## About this exercise
Would you copy each line of the data below that has "image"?
===== Data for analysis
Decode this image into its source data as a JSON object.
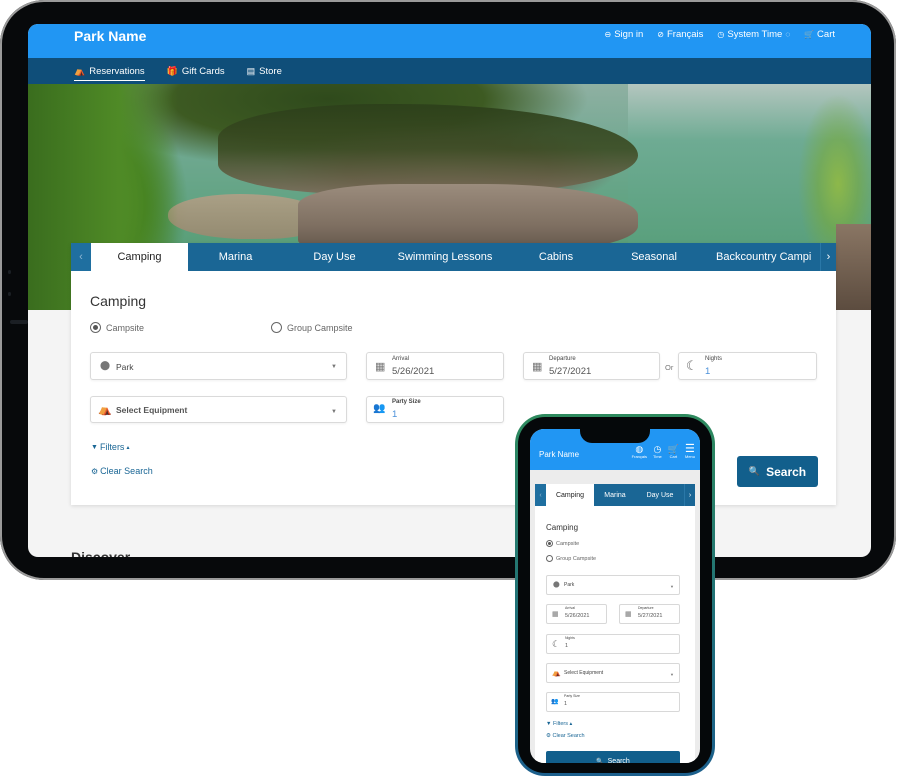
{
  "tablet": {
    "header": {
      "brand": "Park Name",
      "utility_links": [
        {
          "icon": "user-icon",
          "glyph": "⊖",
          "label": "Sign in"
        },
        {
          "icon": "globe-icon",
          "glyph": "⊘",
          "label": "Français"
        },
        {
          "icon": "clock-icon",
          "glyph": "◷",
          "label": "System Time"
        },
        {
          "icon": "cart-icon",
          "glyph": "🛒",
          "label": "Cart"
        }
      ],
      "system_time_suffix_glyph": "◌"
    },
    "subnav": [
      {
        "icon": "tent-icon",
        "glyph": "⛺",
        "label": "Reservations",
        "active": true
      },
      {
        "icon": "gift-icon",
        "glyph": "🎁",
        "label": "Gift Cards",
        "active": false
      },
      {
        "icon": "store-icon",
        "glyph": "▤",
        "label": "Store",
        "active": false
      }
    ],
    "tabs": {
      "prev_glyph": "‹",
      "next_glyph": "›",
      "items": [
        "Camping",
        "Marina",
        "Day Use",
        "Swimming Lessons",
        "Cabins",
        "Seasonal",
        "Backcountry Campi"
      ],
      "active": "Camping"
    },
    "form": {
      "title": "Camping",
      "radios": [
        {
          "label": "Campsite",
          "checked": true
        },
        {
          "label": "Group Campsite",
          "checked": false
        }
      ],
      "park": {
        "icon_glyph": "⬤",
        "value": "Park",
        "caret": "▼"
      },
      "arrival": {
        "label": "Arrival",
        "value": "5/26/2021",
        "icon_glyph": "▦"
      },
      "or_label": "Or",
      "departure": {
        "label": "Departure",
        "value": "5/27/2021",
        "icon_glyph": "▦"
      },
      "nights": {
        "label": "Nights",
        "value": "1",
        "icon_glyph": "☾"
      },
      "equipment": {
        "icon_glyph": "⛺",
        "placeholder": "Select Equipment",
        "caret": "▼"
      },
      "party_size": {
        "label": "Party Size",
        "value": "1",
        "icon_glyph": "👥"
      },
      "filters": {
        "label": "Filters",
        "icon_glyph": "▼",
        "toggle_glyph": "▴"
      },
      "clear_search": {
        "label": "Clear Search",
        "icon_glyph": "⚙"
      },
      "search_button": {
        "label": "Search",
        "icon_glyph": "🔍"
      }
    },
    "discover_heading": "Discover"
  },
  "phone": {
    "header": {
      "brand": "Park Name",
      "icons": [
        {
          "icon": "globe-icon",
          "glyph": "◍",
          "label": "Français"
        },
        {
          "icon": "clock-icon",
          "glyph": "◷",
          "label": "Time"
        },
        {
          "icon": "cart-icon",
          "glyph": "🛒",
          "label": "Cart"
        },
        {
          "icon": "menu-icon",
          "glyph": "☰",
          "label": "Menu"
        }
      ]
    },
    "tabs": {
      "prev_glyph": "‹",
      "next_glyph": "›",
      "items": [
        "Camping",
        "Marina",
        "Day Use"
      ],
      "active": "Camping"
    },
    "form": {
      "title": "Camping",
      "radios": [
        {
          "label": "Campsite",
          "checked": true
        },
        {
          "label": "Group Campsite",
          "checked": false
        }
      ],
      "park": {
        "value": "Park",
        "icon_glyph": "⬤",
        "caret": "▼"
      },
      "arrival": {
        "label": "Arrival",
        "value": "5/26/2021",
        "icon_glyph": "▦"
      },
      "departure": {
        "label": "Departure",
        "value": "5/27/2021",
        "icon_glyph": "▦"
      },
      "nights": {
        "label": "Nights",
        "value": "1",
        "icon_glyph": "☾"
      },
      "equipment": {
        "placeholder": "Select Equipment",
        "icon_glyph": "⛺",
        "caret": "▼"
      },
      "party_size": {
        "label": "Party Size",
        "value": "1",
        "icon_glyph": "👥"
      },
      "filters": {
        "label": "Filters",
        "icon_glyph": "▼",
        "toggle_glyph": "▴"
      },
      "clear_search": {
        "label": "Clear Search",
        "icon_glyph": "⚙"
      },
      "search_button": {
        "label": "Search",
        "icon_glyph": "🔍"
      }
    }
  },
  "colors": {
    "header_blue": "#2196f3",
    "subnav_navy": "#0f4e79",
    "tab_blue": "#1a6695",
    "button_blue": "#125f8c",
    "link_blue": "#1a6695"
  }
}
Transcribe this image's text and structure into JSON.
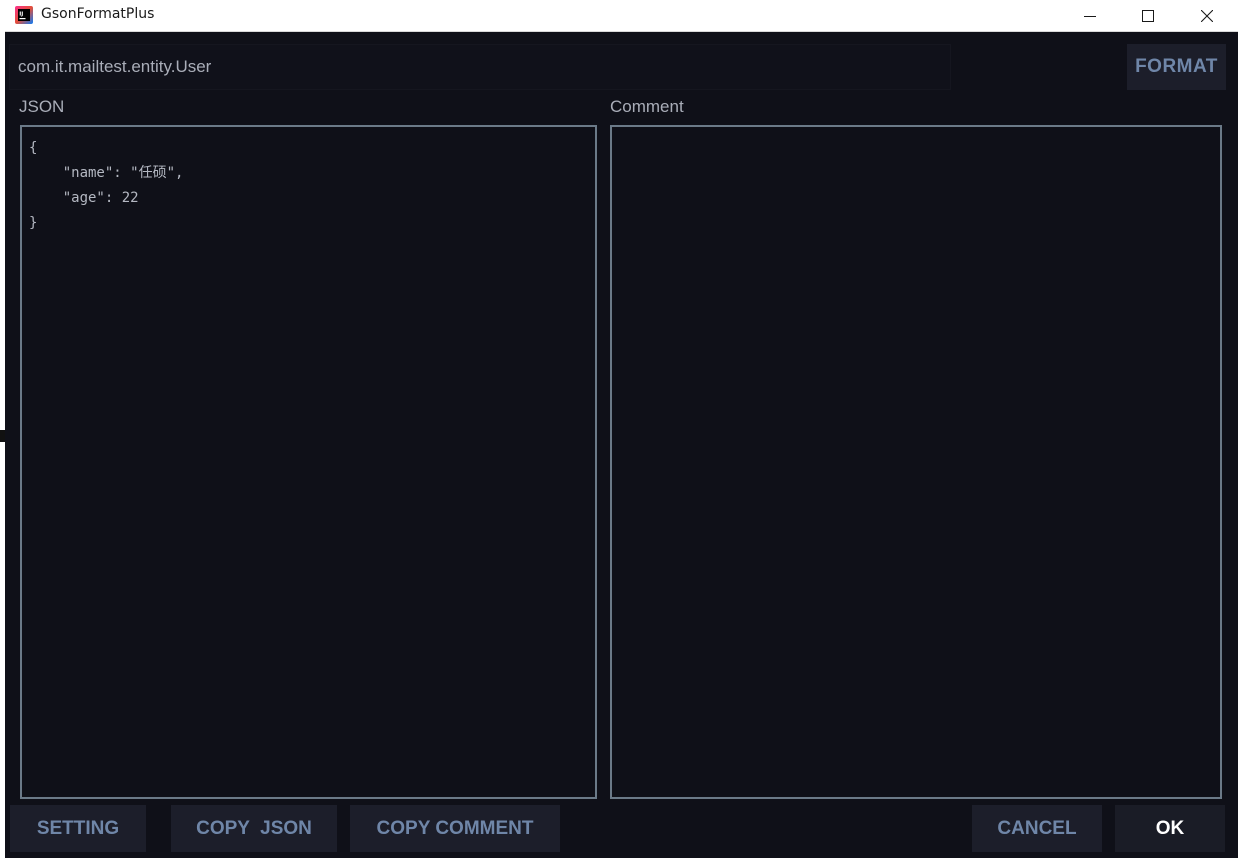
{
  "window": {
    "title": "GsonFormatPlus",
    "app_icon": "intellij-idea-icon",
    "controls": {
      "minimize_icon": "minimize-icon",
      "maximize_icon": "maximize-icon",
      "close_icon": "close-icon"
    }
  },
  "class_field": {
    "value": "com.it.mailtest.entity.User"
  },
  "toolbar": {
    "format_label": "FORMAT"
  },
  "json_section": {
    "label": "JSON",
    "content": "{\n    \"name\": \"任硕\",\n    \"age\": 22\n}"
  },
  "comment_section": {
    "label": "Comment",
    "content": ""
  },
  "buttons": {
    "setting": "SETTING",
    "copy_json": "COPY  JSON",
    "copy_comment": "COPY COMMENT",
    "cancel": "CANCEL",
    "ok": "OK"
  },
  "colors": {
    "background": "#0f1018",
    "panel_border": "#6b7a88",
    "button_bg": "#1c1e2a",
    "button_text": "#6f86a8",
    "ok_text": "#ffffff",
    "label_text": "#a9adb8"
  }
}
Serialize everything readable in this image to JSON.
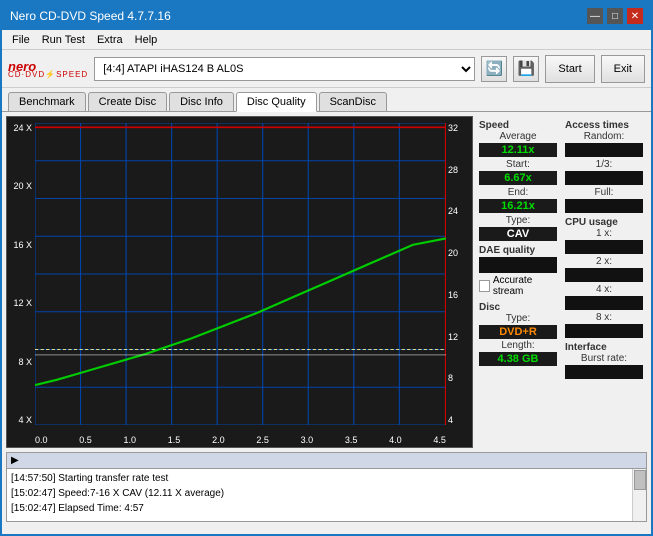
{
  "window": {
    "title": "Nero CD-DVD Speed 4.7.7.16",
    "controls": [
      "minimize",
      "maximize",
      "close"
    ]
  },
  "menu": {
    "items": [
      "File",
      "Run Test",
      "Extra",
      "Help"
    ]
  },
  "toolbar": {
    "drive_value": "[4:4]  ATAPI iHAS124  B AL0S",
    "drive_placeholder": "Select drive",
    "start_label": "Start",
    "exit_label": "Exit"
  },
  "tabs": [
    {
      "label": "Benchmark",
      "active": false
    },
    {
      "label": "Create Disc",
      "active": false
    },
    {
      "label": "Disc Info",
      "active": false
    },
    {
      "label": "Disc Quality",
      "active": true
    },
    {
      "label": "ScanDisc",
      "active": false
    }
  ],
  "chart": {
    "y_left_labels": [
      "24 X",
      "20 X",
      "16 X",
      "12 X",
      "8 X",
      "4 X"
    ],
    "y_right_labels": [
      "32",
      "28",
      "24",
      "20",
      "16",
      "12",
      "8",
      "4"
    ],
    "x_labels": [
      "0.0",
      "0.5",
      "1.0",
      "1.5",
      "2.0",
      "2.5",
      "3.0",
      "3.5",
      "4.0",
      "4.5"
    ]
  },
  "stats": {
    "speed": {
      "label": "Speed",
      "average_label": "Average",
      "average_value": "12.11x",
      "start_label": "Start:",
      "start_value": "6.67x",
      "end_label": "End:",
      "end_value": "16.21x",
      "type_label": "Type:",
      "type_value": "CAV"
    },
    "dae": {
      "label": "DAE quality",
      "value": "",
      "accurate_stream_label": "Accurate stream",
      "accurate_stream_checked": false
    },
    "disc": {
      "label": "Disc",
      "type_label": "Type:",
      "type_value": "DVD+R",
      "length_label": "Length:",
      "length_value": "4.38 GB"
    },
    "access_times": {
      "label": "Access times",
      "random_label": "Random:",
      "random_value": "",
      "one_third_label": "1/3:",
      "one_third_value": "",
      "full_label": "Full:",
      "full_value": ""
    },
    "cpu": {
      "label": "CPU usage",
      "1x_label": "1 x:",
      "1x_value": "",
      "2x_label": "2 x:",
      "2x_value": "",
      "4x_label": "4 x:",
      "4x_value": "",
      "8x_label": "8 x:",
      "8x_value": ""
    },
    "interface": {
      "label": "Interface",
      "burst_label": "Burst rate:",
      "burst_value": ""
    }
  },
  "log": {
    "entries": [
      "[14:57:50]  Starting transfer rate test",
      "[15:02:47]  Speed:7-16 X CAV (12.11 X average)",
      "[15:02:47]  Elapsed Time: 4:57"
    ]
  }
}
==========
## Exercise answer
Decode this image into its source data as a JSON object.
Transcribe this image's text and structure into JSON.
Serialize everything readable in this image to JSON.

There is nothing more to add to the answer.